Zehnte Anmerkung. Die Notwendigkeit für souveräne Staaten, Abschreckungswaffen zu haben.

Auch wenn man es nicht will, muß man feststellen, dass Libyen, das auf nukleare und ähnliche Waffen verzichtet hatte, angegriffen und zerstört wurde. Bei Nordkorea, hat das Imperium seine Befürchtungen und zögert. Hätte Gaddafi Atomwaffen gehabt, würde er noch leben und Libyen wäre ein souveräner Staat. Die Staaten außerhalb der westlichen Front können deshalb nur sagen: „Vorwärts Iran“.

Die Verteidigung der Menschenrechte in Libyen und anderswo überlasse ich den Naiven und der neuen Gattung solcher Art gebildeter proimperialistischer Intellektueller.

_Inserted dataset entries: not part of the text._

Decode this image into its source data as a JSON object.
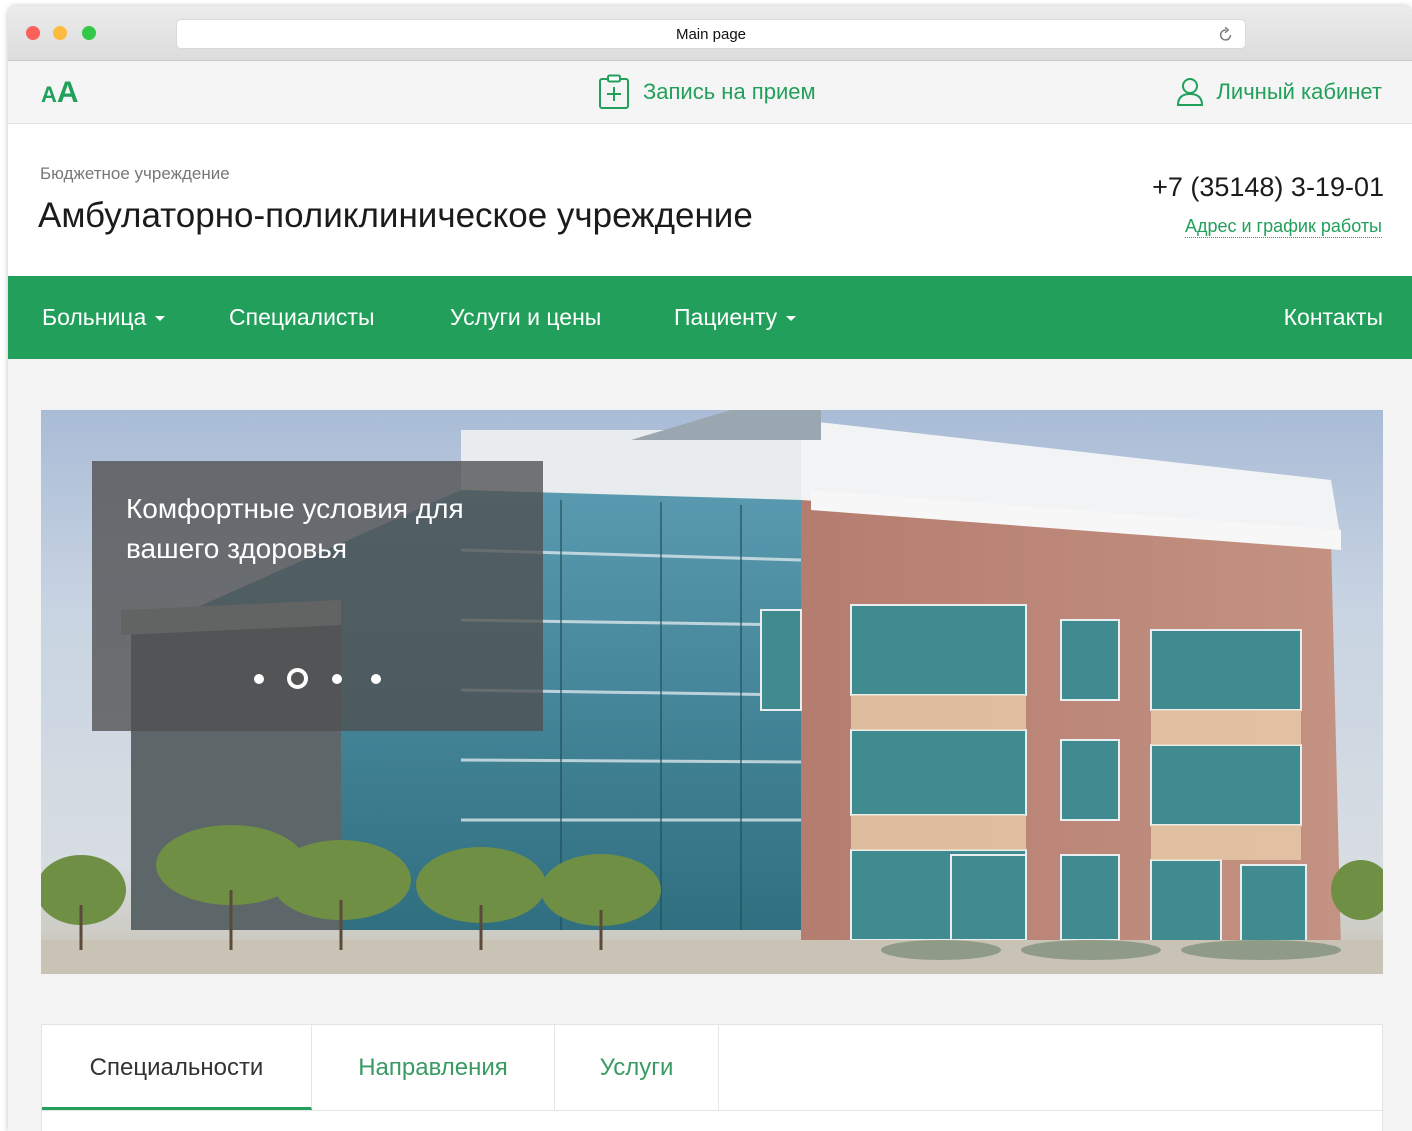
{
  "browser": {
    "page_title": "Main page"
  },
  "utility": {
    "font_small": "A",
    "font_big": "A",
    "appointment_label": "Запись на прием",
    "cabinet_label": "Личный кабинет"
  },
  "header": {
    "org_type": "Бюджетное учреждение",
    "org_name": "Амбулаторно-поликлиническое учреждение",
    "phone": "+7 (35148) 3-19-01",
    "address_link": "Адрес и график работы"
  },
  "nav": {
    "items": [
      {
        "label": "Больница",
        "dropdown": true
      },
      {
        "label": "Специалисты",
        "dropdown": false
      },
      {
        "label": "Услуги и цены",
        "dropdown": false
      },
      {
        "label": "Пациенту",
        "dropdown": true
      },
      {
        "label": "Контакты",
        "dropdown": false
      }
    ]
  },
  "hero": {
    "caption": "Комфортные условия для вашего здоровья",
    "slides_count": 4,
    "active_slide": 2
  },
  "tabs": {
    "items": [
      {
        "label": "Специальности",
        "active": true
      },
      {
        "label": "Направления",
        "active": false
      },
      {
        "label": "Услуги",
        "active": false
      }
    ]
  },
  "colors": {
    "brand_green": "#22a05b",
    "caption_overlay": "#505050"
  }
}
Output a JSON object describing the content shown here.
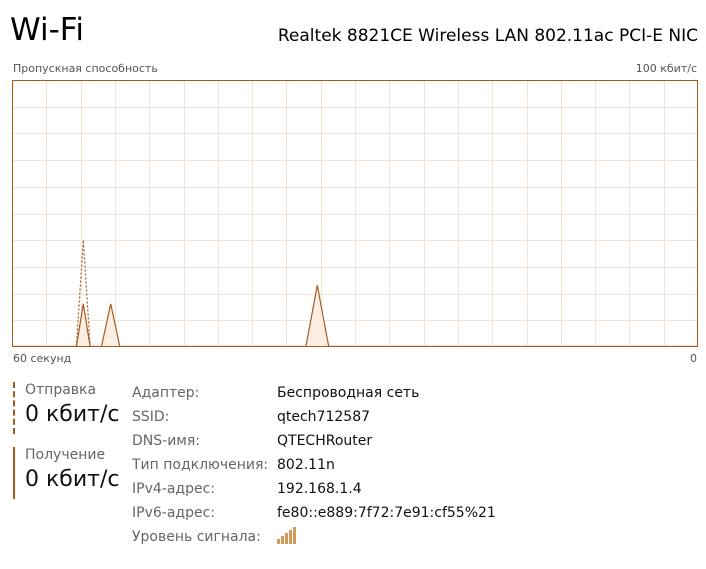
{
  "header": {
    "title": "Wi-Fi",
    "adapter": "Realtek 8821CE Wireless LAN 802.11ac PCI-E NIC"
  },
  "chart": {
    "title": "Пропускная способность",
    "max_label": "100 кбит/с",
    "time_label": "60 секунд",
    "zero_label": "0"
  },
  "chart_data": {
    "type": "area",
    "x_range": [
      60,
      0
    ],
    "ylim": [
      0,
      100
    ],
    "unit": "кбит/с",
    "grid": true,
    "series": [
      {
        "name": "Отправка",
        "style": "dashed",
        "color": "#a75a1e",
        "x": [
          60,
          55,
          54.4,
          53.8,
          53.2,
          0
        ],
        "values": [
          0,
          0,
          0,
          40,
          0,
          0
        ]
      },
      {
        "name": "Получение",
        "style": "solid",
        "color": "#a75a1e",
        "x": [
          60,
          55,
          54.4,
          53.8,
          53.2,
          52.2,
          51.4,
          50.6,
          34.3,
          33.3,
          32.3,
          0
        ],
        "values": [
          0,
          0,
          0,
          16,
          0,
          0,
          16,
          0,
          0,
          23,
          0,
          0
        ]
      }
    ]
  },
  "metrics": {
    "send_label": "Отправка",
    "send_value": "0 кбит/с",
    "recv_label": "Получение",
    "recv_value": "0 кбит/с"
  },
  "properties": [
    {
      "key": "Адаптер:",
      "value": "Беспроводная сеть"
    },
    {
      "key": "SSID:",
      "value": "qtech712587"
    },
    {
      "key": "DNS-имя:",
      "value": "QTECHRouter"
    },
    {
      "key": "Тип подключения:",
      "value": "802.11n"
    },
    {
      "key": "IPv4-адрес:",
      "value": "192.168.1.4"
    },
    {
      "key": "IPv6-адрес:",
      "value": "fe80::e889:7f72:7e91:cf55%21"
    },
    {
      "key": "Уровень сигнала:",
      "value": ""
    }
  ],
  "signal_icon": "signal-strength-icon",
  "signal_bars": 5
}
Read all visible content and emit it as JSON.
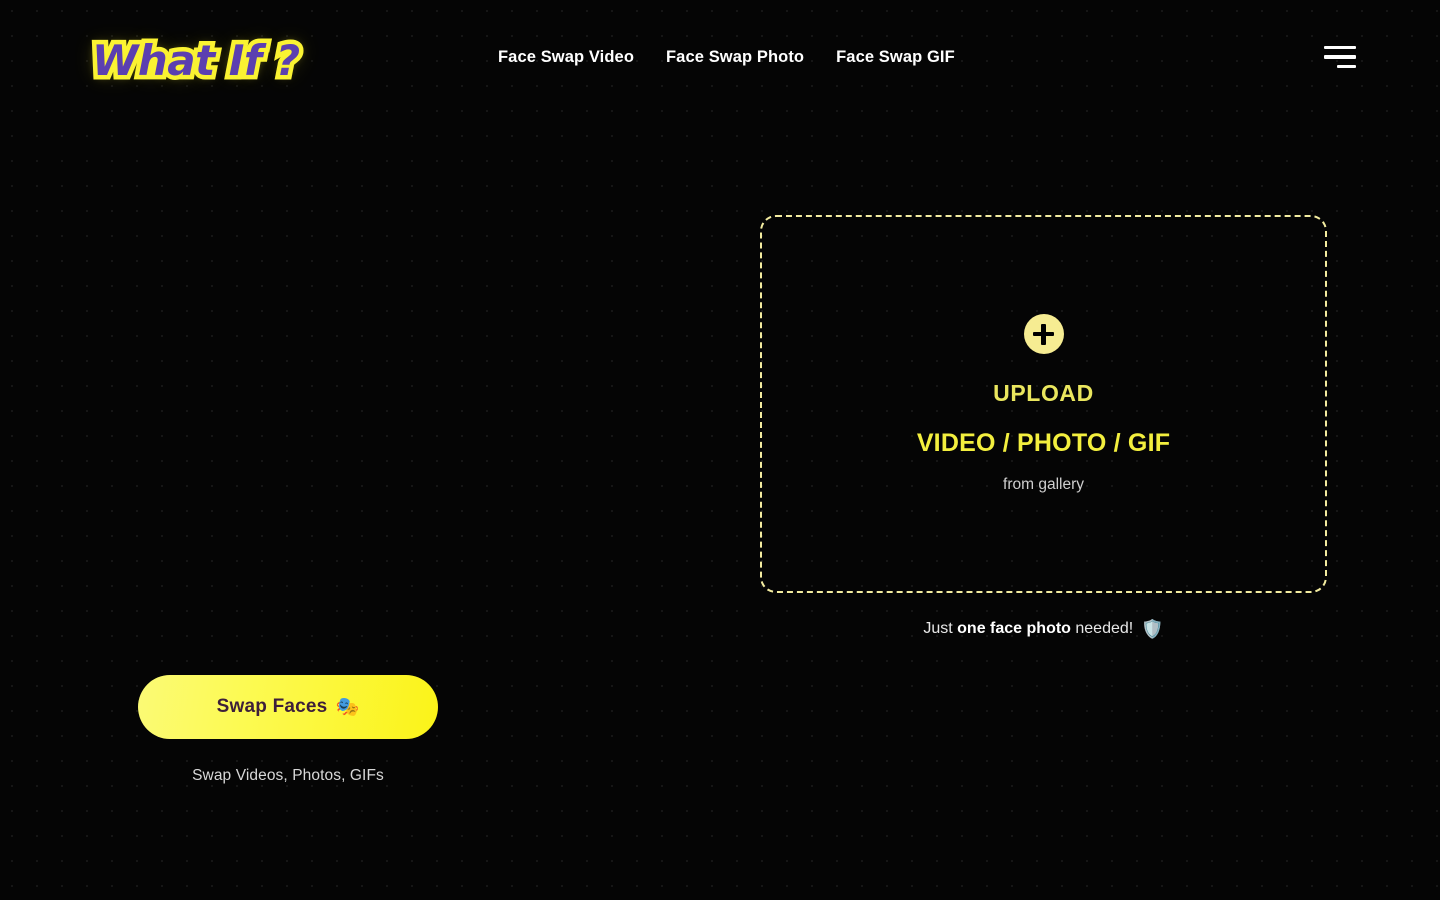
{
  "site": {
    "logo_text": "What If ?",
    "logo_fill_color": "#5b3fb0",
    "logo_stroke_color": "#fbf434",
    "background_color": "#050505",
    "accent_color": "#f3ef3e"
  },
  "header": {
    "nav": [
      {
        "label": "Face Swap Video",
        "name": "nav-face-swap-video"
      },
      {
        "label": "Face Swap Photo",
        "name": "nav-face-swap-photo"
      },
      {
        "label": "Face Swap GIF",
        "name": "nav-face-swap-gif"
      }
    ],
    "menu_icon": "hamburger-menu-icon"
  },
  "upload": {
    "plus_icon": "plus-icon",
    "title": "UPLOAD",
    "types": "VIDEO / PHOTO / GIF",
    "subtitle": "from gallery",
    "title_color": "#eae65e",
    "types_color": "#f3ef3e",
    "border_color": "#f3eca0"
  },
  "note": {
    "prefix": "Just ",
    "emphasis": "one face photo",
    "suffix": " needed!",
    "icon": "shield-check-icon",
    "icon_glyph": "🛡️"
  },
  "cta": {
    "button_label": "Swap Faces",
    "button_icon": "performing-arts-masks-icon",
    "button_icon_glyph": "🎭",
    "button_text_color": "#3d1f3a",
    "button_bg_color": "#fbf318",
    "caption": "Swap Videos, Photos, GIFs"
  }
}
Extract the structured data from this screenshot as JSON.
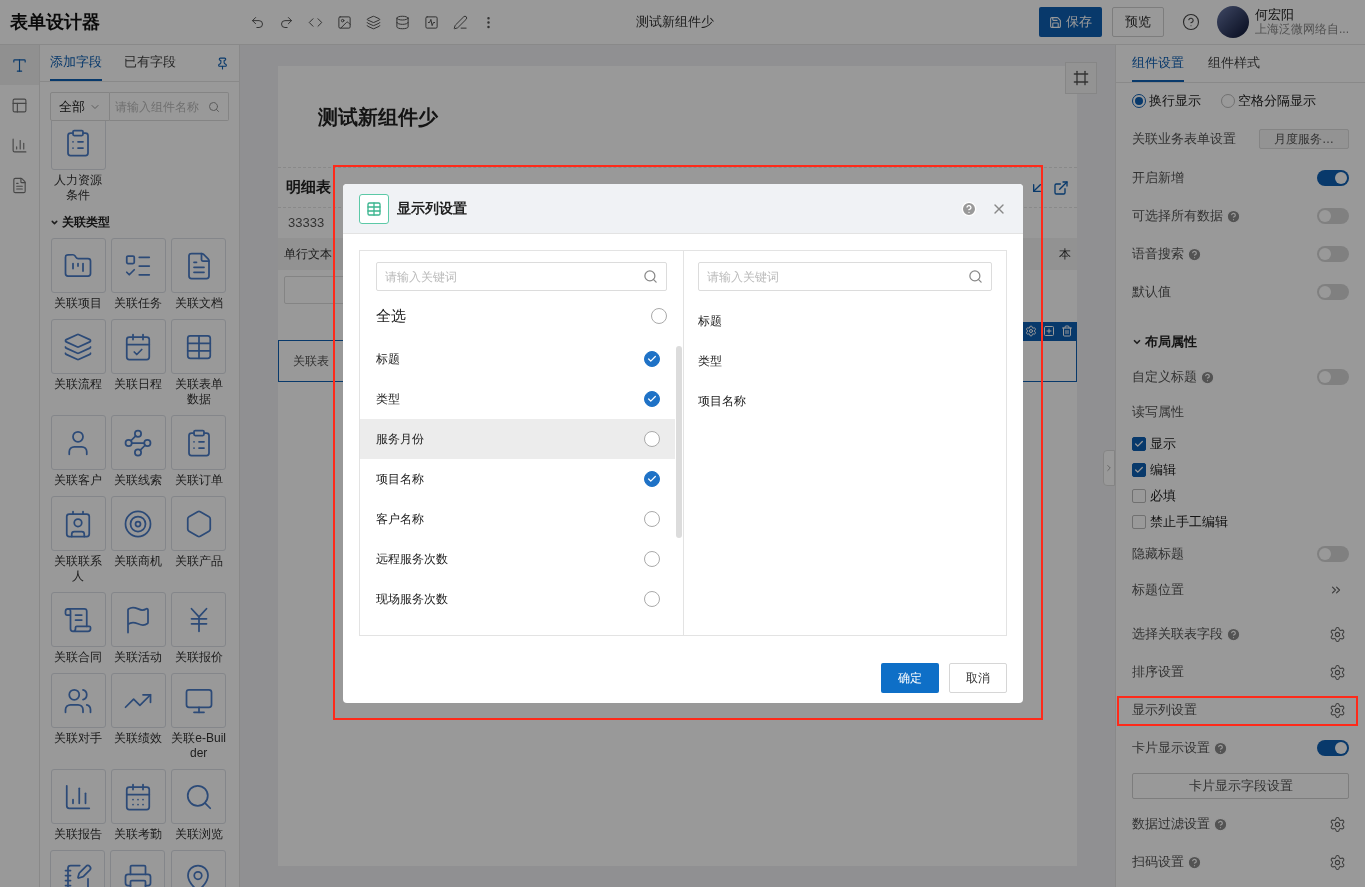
{
  "app": {
    "title": "表单设计器",
    "document_title": "测试新组件少",
    "save": "保存",
    "preview": "预览"
  },
  "user": {
    "name": "何宏阳",
    "org": "上海泛微网络自..."
  },
  "rail": [
    {
      "selected": true
    },
    {
      "selected": false
    },
    {
      "selected": false
    },
    {
      "selected": false
    }
  ],
  "left_panel": {
    "tabs": [
      {
        "label": "添加字段",
        "selected": true
      },
      {
        "label": "已有字段",
        "selected": false
      }
    ],
    "filter": "全部",
    "search": {
      "placeholder": "请输入组件名称"
    },
    "top_items": [
      "人力资源条件"
    ],
    "section": {
      "title": "关联类型",
      "expanded": true
    },
    "items": [
      "关联项目",
      "关联任务",
      "关联文档",
      "关联流程",
      "关联日程",
      "关联表单数据",
      "关联客户",
      "关联线索",
      "关联订单",
      "关联联系人",
      "关联商机",
      "关联产品",
      "关联合同",
      "关联活动",
      "关联报价",
      "关联对手",
      "关联绩效",
      "关联e-Builder",
      "关联报告",
      "关联考勤",
      "关联浏览"
    ]
  },
  "canvas": {
    "form_title": "测试新组件少",
    "detail_table": {
      "title": "明细表",
      "subtitle": "33333",
      "column_1": "单行文本",
      "column_2": "本"
    },
    "linked_field": "关联表"
  },
  "dialog": {
    "title": "显示列设置",
    "left_search": {
      "placeholder": "请输入关键词"
    },
    "select_all": {
      "label": "全选",
      "checked": false
    },
    "options": [
      {
        "label": "标题",
        "checked": true,
        "highlighted": false
      },
      {
        "label": "类型",
        "checked": true,
        "highlighted": false
      },
      {
        "label": "服务月份",
        "checked": false,
        "highlighted": true
      },
      {
        "label": "项目名称",
        "checked": true,
        "highlighted": false
      },
      {
        "label": "客户名称",
        "checked": false,
        "highlighted": false
      },
      {
        "label": "远程服务次数",
        "checked": false,
        "highlighted": false
      },
      {
        "label": "现场服务次数",
        "checked": false,
        "highlighted": false
      }
    ],
    "right_search": {
      "placeholder": "请输入关键词"
    },
    "selected_columns": [
      "标题",
      "类型",
      "项目名称"
    ],
    "confirm": "确定",
    "cancel": "取消"
  },
  "right_panel": {
    "tabs": [
      {
        "label": "组件设置",
        "selected": true
      },
      {
        "label": "组件样式",
        "selected": false
      }
    ],
    "display_mode": [
      {
        "label": "换行显示",
        "selected": true
      },
      {
        "label": "空格分隔显示",
        "selected": false
      }
    ],
    "rows": [
      {
        "kind": "select",
        "label": "关联业务表单设置",
        "value": "月度服务…"
      },
      {
        "kind": "toggle",
        "label": "开启新增",
        "help": false,
        "on": true
      },
      {
        "kind": "toggle",
        "label": "可选择所有数据",
        "help": true,
        "on": false
      },
      {
        "kind": "toggle",
        "label": "语音搜索",
        "help": true,
        "on": false
      },
      {
        "kind": "toggle",
        "label": "默认值",
        "help": false,
        "on": false
      },
      {
        "kind": "section",
        "label": "布局属性",
        "expanded": true
      },
      {
        "kind": "toggle",
        "label": "自定义标题",
        "help": true,
        "on": false
      },
      {
        "kind": "label",
        "label": "读写属性"
      },
      {
        "kind": "checkbox",
        "label": "显示",
        "checked": true
      },
      {
        "kind": "checkbox",
        "label": "编辑",
        "checked": true
      },
      {
        "kind": "checkbox",
        "label": "必填",
        "checked": false
      },
      {
        "kind": "checkbox",
        "label": "禁止手工编辑",
        "checked": false
      },
      {
        "kind": "toggle",
        "label": "隐藏标题",
        "help": false,
        "on": false
      },
      {
        "kind": "chevron",
        "label": "标题位置"
      },
      {
        "kind": "gear",
        "label": "选择关联表字段",
        "help": true
      },
      {
        "kind": "gear",
        "label": "排序设置",
        "help": false
      },
      {
        "kind": "gear",
        "label": "显示列设置",
        "help": false
      },
      {
        "kind": "toggle",
        "label": "卡片显示设置",
        "help": true,
        "on": true
      },
      {
        "kind": "wide-button",
        "label": "卡片显示字段设置"
      },
      {
        "kind": "gear",
        "label": "数据过滤设置",
        "help": true
      },
      {
        "kind": "gear",
        "label": "扫码设置",
        "help": true
      }
    ]
  }
}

Ich schließe mit einer Verneigung vor Gaddafi. Er versprach, mit der Waffe in der Hand bei der Verteidigung seines Landes zu sterben. Das hat er getan. Kann mir jemand den Namen eines italienischen oder westlichen Politikers nennen, der dazu,wie er, bereit wäre?